━━━━━ Supplied entries

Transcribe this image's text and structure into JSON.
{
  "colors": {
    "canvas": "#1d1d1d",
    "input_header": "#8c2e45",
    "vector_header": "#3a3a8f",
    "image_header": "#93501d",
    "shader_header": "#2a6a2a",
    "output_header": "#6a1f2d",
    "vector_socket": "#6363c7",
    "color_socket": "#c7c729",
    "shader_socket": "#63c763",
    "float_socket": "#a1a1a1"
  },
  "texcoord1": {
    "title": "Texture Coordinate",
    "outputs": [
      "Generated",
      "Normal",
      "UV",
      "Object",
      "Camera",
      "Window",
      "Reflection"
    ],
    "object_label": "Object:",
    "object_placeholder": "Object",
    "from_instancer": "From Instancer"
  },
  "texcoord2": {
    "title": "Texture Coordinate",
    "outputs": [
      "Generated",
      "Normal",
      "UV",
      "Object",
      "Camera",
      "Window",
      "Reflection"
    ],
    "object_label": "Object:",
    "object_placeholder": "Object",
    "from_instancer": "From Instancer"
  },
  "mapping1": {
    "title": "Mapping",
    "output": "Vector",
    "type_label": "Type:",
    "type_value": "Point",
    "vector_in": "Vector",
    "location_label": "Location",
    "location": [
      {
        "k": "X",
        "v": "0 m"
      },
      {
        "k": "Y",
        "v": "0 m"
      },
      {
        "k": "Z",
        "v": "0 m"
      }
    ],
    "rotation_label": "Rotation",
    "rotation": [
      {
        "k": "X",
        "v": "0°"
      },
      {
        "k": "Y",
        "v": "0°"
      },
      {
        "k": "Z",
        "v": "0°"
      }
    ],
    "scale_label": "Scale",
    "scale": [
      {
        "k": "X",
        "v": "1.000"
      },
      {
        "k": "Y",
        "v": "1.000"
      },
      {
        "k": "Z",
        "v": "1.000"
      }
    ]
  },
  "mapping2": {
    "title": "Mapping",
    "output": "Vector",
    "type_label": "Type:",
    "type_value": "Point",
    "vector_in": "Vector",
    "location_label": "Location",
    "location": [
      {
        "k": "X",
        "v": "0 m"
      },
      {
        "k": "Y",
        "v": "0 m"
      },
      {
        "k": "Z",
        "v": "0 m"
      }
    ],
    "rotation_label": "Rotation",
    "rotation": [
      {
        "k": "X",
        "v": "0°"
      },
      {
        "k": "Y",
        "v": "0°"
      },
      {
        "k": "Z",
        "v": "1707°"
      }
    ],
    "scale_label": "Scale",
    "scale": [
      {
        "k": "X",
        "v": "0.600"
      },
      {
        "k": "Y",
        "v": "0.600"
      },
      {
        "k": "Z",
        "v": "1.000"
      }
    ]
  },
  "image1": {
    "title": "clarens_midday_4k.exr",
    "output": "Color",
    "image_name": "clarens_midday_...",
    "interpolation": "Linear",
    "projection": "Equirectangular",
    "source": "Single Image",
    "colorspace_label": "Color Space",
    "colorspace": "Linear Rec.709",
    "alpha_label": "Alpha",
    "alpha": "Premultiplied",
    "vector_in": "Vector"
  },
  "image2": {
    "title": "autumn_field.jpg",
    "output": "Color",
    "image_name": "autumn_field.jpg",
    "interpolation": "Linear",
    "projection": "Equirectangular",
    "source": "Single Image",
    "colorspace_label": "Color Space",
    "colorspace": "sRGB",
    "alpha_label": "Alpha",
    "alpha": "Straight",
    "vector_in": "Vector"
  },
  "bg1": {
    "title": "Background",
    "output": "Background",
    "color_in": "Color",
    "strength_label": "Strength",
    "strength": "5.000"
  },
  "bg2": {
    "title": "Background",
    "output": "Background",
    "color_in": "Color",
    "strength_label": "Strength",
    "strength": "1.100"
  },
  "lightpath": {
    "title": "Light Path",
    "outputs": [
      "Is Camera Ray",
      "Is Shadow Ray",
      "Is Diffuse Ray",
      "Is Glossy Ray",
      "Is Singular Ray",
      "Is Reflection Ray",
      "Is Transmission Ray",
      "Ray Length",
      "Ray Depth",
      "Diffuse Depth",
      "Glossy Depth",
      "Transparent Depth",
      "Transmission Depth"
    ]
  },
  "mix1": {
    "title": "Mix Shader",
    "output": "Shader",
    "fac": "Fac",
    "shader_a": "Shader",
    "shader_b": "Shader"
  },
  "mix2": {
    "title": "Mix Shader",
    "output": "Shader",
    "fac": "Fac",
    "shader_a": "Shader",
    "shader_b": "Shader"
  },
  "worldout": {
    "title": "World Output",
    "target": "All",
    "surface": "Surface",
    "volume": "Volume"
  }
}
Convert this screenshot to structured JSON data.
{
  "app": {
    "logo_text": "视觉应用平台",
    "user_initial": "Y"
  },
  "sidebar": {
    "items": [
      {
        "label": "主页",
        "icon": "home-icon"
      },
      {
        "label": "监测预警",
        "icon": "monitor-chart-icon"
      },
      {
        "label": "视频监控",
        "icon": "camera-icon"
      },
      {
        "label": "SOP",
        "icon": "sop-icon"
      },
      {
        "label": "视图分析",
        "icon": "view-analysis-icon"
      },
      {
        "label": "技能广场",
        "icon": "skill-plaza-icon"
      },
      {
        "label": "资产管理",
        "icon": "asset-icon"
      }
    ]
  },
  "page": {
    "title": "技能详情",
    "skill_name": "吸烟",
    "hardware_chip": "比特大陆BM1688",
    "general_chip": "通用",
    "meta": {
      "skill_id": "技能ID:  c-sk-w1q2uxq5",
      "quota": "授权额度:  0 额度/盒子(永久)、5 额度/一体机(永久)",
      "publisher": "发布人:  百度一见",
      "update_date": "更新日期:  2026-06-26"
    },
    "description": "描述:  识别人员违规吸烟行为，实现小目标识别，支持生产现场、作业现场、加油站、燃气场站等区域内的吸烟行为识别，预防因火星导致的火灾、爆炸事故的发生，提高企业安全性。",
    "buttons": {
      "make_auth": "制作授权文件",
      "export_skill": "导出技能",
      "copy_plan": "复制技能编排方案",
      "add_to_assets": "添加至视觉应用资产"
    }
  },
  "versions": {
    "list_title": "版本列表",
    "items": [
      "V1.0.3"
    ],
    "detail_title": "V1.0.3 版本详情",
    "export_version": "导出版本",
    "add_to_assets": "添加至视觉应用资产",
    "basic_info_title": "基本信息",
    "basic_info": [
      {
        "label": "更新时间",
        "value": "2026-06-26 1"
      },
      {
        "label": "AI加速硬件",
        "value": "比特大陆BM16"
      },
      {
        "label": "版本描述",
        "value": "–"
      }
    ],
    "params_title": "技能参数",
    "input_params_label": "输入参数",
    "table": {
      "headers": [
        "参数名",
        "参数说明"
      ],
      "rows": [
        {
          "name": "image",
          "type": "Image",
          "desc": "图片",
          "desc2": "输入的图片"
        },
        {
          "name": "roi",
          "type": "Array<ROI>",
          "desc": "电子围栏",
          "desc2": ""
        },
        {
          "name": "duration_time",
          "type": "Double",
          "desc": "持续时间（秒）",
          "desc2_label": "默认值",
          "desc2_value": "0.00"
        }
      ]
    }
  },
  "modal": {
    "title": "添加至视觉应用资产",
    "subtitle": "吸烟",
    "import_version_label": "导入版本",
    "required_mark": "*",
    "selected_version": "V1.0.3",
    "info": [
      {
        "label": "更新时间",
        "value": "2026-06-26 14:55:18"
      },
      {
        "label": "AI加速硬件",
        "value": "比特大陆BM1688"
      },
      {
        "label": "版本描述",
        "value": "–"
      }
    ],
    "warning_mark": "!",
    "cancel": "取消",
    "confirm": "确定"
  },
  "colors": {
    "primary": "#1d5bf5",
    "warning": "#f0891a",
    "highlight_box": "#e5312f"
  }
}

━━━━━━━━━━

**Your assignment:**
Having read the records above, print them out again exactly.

**Written solution:**
Transcribe this image's text and structure into JSON.
{
  "colors": {
    "canvas": "#1d1d1d",
    "input_header": "#8c2e45",
    "vector_header": "#3a3a8f",
    "image_header": "#93501d",
    "shader_header": "#2a6a2a",
    "output_header": "#6a1f2d",
    "vector_socket": "#6363c7",
    "color_socket": "#c7c729",
    "shader_socket": "#63c763",
    "float_socket": "#a1a1a1"
  },
  "texcoord1": {
    "title": "Texture Coordinate",
    "outputs": [
      "Generated",
      "Normal",
      "UV",
      "Object",
      "Camera",
      "Window",
      "Reflection"
    ],
    "object_label": "Object:",
    "object_placeholder": "Object",
    "from_instancer": "From Instancer"
  },
  "texcoord2": {
    "title": "Texture Coordinate",
    "outputs": [
      "Generated",
      "Normal",
      "UV",
      "Object",
      "Camera",
      "Window",
      "Reflection"
    ],
    "object_label": "Object:",
    "object_placeholder": "Object",
    "from_instancer": "From Instancer"
  },
  "mapping1": {
    "title": "Mapping",
    "output": "Vector",
    "type_label": "Type:",
    "type_value": "Point",
    "vector_in": "Vector",
    "location_label": "Location",
    "location": [
      {
        "k": "X",
        "v": "0 m"
      },
      {
        "k": "Y",
        "v": "0 m"
      },
      {
        "k": "Z",
        "v": "0 m"
      }
    ],
    "rotation_label": "Rotation",
    "rotation": [
      {
        "k": "X",
        "v": "0°"
      },
      {
        "k": "Y",
        "v": "0°"
      },
      {
        "k": "Z",
        "v": "0°"
      }
    ],
    "scale_label": "Scale",
    "scale": [
      {
        "k": "X",
        "v": "1.000"
      },
      {
        "k": "Y",
        "v": "1.000"
      },
      {
        "k": "Z",
        "v": "1.000"
      }
    ]
  },
  "mapping2": {
    "title": "Mapping",
    "output": "Vector",
    "type_label": "Type:",
    "type_value": "Point",
    "vector_in": "Vector",
    "location_label": "Location",
    "location": [
      {
        "k": "X",
        "v": "0 m"
      },
      {
        "k": "Y",
        "v": "0 m"
      },
      {
        "k": "Z",
        "v": "0 m"
      }
    ],
    "rotation_label": "Rotation",
    "rotation": [
      {
        "k": "X",
        "v": "0°"
      },
      {
        "k": "Y",
        "v": "0°"
      },
      {
        "k": "Z",
        "v": "1707°"
      }
    ],
    "scale_label": "Scale",
    "scale": [
      {
        "k": "X",
        "v": "0.600"
      },
      {
        "k": "Y",
        "v": "0.600"
      },
      {
        "k": "Z",
        "v": "1.000"
      }
    ]
  },
  "image1": {
    "title": "clarens_midday_4k.exr",
    "output": "Color",
    "image_name": "clarens_midday_...",
    "interpolation": "Linear",
    "projection": "Equirectangular",
    "source": "Single Image",
    "colorspace_label": "Color Space",
    "colorspace": "Linear Rec.709",
    "alpha_label": "Alpha",
    "alpha": "Premultiplied",
    "vector_in": "Vector"
  },
  "image2": {
    "title": "autumn_field.jpg",
    "output": "Color",
    "image_name": "autumn_field.jpg",
    "interpolation": "Linear",
    "projection": "Equirectangular",
    "source": "Single Image",
    "colorspace_label": "Color Space",
    "colorspace": "sRGB",
    "alpha_label": "Alpha",
    "alpha": "Straight",
    "vector_in": "Vector"
  },
  "bg1": {
    "title": "Background",
    "output": "Background",
    "color_in": "Color",
    "strength_label": "Strength",
    "strength": "5.000"
  },
  "bg2": {
    "title": "Background",
    "output": "Background",
    "color_in": "Color",
    "strength_label": "Strength",
    "strength": "1.100"
  },
  "lightpath": {
    "title": "Light Path",
    "outputs": [
      "Is Camera Ray",
      "Is Shadow Ray",
      "Is Diffuse Ray",
      "Is Glossy Ray",
      "Is Singular Ray",
      "Is Reflection Ray",
      "Is Transmission Ray",
      "Ray Length",
      "Ray Depth",
      "Diffuse Depth",
      "Glossy Depth",
      "Transparent Depth",
      "Transmission Depth"
    ]
  },
  "mix1": {
    "title": "Mix Shader",
    "output": "Shader",
    "fac": "Fac",
    "shader_a": "Shader",
    "shader_b": "Shader"
  },
  "mix2": {
    "title": "Mix Shader",
    "output": "Shader",
    "fac": "Fac",
    "shader_a": "Shader",
    "shader_b": "Shader"
  },
  "worldout": {
    "title": "World Output",
    "target": "All",
    "surface": "Surface",
    "volume": "Volume"
  }
}
Convert this screenshot to structured JSON data.
{
  "app": {
    "logo_text": "视觉应用平台",
    "user_initial": "Y"
  },
  "sidebar": {
    "items": [
      {
        "label": "主页",
        "icon": "home-icon"
      },
      {
        "label": "监测预警",
        "icon": "monitor-chart-icon"
      },
      {
        "label": "视频监控",
        "icon": "camera-icon"
      },
      {
        "label": "SOP",
        "icon": "sop-icon"
      },
      {
        "label": "视图分析",
        "icon": "view-analysis-icon"
      },
      {
        "label": "技能广场",
        "icon": "skill-plaza-icon"
      },
      {
        "label": "资产管理",
        "icon": "asset-icon"
      }
    ]
  },
  "page": {
    "title": "技能详情",
    "skill_name": "吸烟",
    "hardware_chip": "比特大陆BM1688",
    "general_chip": "通用",
    "meta": {
      "skill_id": "技能ID:  c-sk-w1q2uxq5",
      "quota": "授权额度:  0 额度/盒子(永久)、5 额度/一体机(永久)",
      "publisher": "发布人:  百度一见",
      "update_date": "更新日期:  2026-06-26"
    },
    "description": "描述:  识别人员违规吸烟行为，实现小目标识别，支持生产现场、作业现场、加油站、燃气场站等区域内的吸烟行为识别，预防因火星导致的火灾、爆炸事故的发生，提高企业安全性。",
    "buttons": {
      "make_auth": "制作授权文件",
      "export_skill": "导出技能",
      "copy_plan": "复制技能编排方案",
      "add_to_assets": "添加至视觉应用资产"
    }
  },
  "versions": {
    "list_title": "版本列表",
    "items": [
      "V1.0.3"
    ],
    "detail_title": "V1.0.3 版本详情",
    "export_version": "导出版本",
    "add_to_assets": "添加至视觉应用资产",
    "basic_info_title": "基本信息",
    "basic_info": [
      {
        "label": "更新时间",
        "value": "2026-06-26 1"
      },
      {
        "label": "AI加速硬件",
        "value": "比特大陆BM16"
      },
      {
        "label": "版本描述",
        "value": "–"
      }
    ],
    "params_title": "技能参数",
    "input_params_label": "输入参数",
    "table": {
      "headers": [
        "参数名",
        "参数说明"
      ],
      "rows": [
        {
          "name": "image",
          "type": "Image",
          "desc": "图片",
          "desc2": "输入的图片"
        },
        {
          "name": "roi",
          "type": "Array<ROI>",
          "desc": "电子围栏",
          "desc2": ""
        },
        {
          "name": "duration_time",
          "type": "Double",
          "desc": "持续时间（秒）",
          "desc2_label": "默认值",
          "desc2_value": "0.00"
        }
      ]
    }
  },
  "modal": {
    "title": "添加至视觉应用资产",
    "subtitle": "吸烟",
    "import_version_label": "导入版本",
    "required_mark": "*",
    "selected_version": "V1.0.3",
    "info": [
      {
        "label": "更新时间",
        "value": "2026-06-26 14:55:18"
      },
      {
        "label": "AI加速硬件",
        "value": "比特大陆BM1688"
      },
      {
        "label": "版本描述",
        "value": "–"
      }
    ],
    "warning_mark": "!",
    "cancel": "取消",
    "confirm": "确定"
  },
  "colors": {
    "primary": "#1d5bf5",
    "warning": "#f0891a",
    "highlight_box": "#e5312f"
  }
}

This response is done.